This morning we went to friends', John and Gloria, for coffee, simnel cake, etc. Also present were Hilary, and Ruth; and as we hadn't met up as a group since the last time we breakfasted together at Hollow Trees Farm shop restaurant, we had quite a bit of catching up to do.  Rather later in the day, having got home at about one thirty p.m., Ann and I decided to go out for a light lunch; so motored over to Kersey, and lunched at the Bell Inn (pictured above). Don't read this next bit Lori, but it was  such a lovely day, and the garden behind the Bell is such a sun trap, that we ate outside in the sun.

After said light lunch we had our usual walk around Kersey. The above photo was taken looking over the ford and up the hill (well it is quite a hill - or counts as one in Suffolk) towards the Church.

The above end cottage claims to date from the early 1300s, and looking at this end of it, quite probably does.

Around a corner in the back lane is this very tiny cottage - looks very small and cosy (probably quite poky inside, but looks lovely).

Eventually home, changed into scruff and both spent the rest of the day working - in the garden:- (Ann) and in the workshop:- (Mike). Both got quite a lot done, too.

Off to bed now - Goodnight everyone.


Rog said...

Very nice Kersey picture Mike.
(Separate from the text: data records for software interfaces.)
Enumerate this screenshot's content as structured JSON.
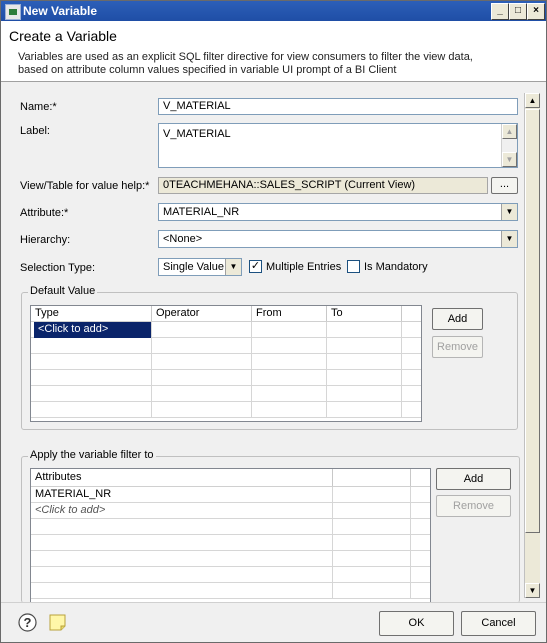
{
  "window": {
    "title": "New Variable",
    "buttons": {
      "minimize": "_",
      "maximize": "□",
      "close": "×"
    }
  },
  "header": {
    "title": "Create a Variable",
    "description": "Variables are used as an explicit SQL filter directive for view consumers to filter the view data, based on attribute column values specified in variable UI prompt of a BI Client"
  },
  "form": {
    "name_label": "Name:*",
    "name_value": "V_MATERIAL",
    "label_label": "Label:",
    "label_value": "V_MATERIAL",
    "view_label": "View/Table for value help:*",
    "view_value": "0TEACHMEHANA::SALES_SCRIPT (Current View)",
    "view_browse": "...",
    "attribute_label": "Attribute:*",
    "attribute_value": "MATERIAL_NR",
    "hierarchy_label": "Hierarchy:",
    "hierarchy_value": "<None>",
    "selection_type_label": "Selection Type:",
    "selection_type_value": "Single Value",
    "multiple_entries_label": "Multiple Entries",
    "multiple_entries_checked": true,
    "is_mandatory_label": "Is Mandatory",
    "is_mandatory_checked": false
  },
  "default_value": {
    "group_title": "Default Value",
    "columns": [
      "Type",
      "Operator",
      "From",
      "To"
    ],
    "rows": [
      {
        "type": "<Click to add>",
        "operator": "",
        "from": "",
        "to": ""
      }
    ],
    "add_button": "Add",
    "remove_button": "Remove"
  },
  "filter": {
    "group_title": "Apply the variable filter to",
    "columns": [
      "Attributes"
    ],
    "rows": [
      "MATERIAL_NR",
      "<Click to add>"
    ],
    "add_button": "Add",
    "remove_button": "Remove"
  },
  "footer": {
    "ok": "OK",
    "cancel": "Cancel"
  },
  "icons": [
    "help-icon",
    "note-icon",
    "app-icon"
  ]
}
Can't beat Suffolk when the sun's out.

Crowbard said...

I vaguely recalled that Kersey was a major centre for the mediaeval wool industry, Mike; so I Googled it to find:~ "Kersey is a kind of coarse woollen cloth that was an important component of the textile trade in Medieval England.
It derives its name from kersey yarn and ultimately from the village of Kersey, Suffolk, having originated in that region. However the cloth was made in many places. It was being woven as early as 1262 in Andover, Hampshire, where regulations prohibited the inclusion of Spanish wool in kerseys".
(Although Spanish Merino, originally from Portugal, was and still is a desirable commodity.)

Mike and Ann said...

Hi Crowbard. The next village on from Kersey also has a woollen cloth named after it. It is Linsey. They were both very rich cloth towns in their day, but when the black death hit us so hard in 1348/9, wool moved across to the Midlands (slight over simplification - but mainly true enough).